Intersex people are diverse and  the word intersex itself encapsulates millions of people living with natural variations. There is no right or wrong way to “be” intersex, and even the exact same variation will be experienced differently by different people. You may find out that you are intersex at any age and you are not expected to become an expert overnight. This is important to bear in mind because many people report that navigating medical services as an intersex person can be extremely difficult due to inadequate care and substandard training that staff receive. Often you may need to be your own advocate. This means it can be important to find the resource’s  to make the best possible decisions for yourself. It is okay to stand your ground when doctors are urging treatment that you are unsure about and to fight for the right to informed consent. You may wish to enlist a trusted friend, family member, or partner to advocate for you at certain times, or to support you when you are required to inform your healthcare providers.

Key Points

  • Intersex people often deal with shame and stigma. It is a systemic problem that requires our societal norms to change and adapt. There is nothing wrong with being intersex, there is nothing wrong with you and you do not have to deal with it alone.
  • Do not feel pressured into making decisions about your body until you have all the facts you need, including medical history. Finding support within the intersex community can help with this.
  • The medical system can be very difficult and tricky to navigate at times. Do not be afraid to ask as many questions as you need to for clarity.  Seek out advocates who can support you, such as a friend, family or other support services.
  • Your intersex status does not need to be central to your identity (though it can be for some people!) and new knowledge about your body does not have to change who you are.

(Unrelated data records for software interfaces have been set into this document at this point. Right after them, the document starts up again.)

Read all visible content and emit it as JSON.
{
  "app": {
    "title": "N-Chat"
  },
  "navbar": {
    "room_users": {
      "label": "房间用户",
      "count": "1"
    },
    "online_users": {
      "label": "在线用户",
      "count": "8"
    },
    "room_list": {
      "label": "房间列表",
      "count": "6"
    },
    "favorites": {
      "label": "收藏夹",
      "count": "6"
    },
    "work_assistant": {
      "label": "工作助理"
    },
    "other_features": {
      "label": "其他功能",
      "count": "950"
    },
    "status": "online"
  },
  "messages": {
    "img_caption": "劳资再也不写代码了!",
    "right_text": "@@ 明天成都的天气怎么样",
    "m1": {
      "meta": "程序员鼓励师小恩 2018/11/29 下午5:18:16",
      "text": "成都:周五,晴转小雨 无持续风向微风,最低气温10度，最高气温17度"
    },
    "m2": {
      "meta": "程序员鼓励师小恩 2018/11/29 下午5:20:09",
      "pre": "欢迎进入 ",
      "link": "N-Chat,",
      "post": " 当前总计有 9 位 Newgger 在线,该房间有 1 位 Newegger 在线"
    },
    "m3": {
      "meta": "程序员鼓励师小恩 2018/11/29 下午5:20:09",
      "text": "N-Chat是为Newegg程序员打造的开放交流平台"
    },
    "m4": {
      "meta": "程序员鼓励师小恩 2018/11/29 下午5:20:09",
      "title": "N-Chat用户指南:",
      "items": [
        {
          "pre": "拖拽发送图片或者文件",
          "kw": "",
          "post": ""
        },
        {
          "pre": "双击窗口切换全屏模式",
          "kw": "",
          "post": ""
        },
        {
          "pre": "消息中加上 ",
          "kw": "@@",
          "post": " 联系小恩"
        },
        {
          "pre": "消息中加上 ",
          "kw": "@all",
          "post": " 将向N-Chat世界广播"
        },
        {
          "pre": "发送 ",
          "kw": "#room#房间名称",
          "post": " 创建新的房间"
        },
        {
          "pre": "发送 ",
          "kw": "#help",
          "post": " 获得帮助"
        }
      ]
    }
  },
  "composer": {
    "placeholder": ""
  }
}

  • There is no right or wrong way to present yourself as intersex to the world and there is absolutely no need to tell people you are intersex if you do not want to. Do what makes you feel safe and happy with an understanding that this may change with age and experience.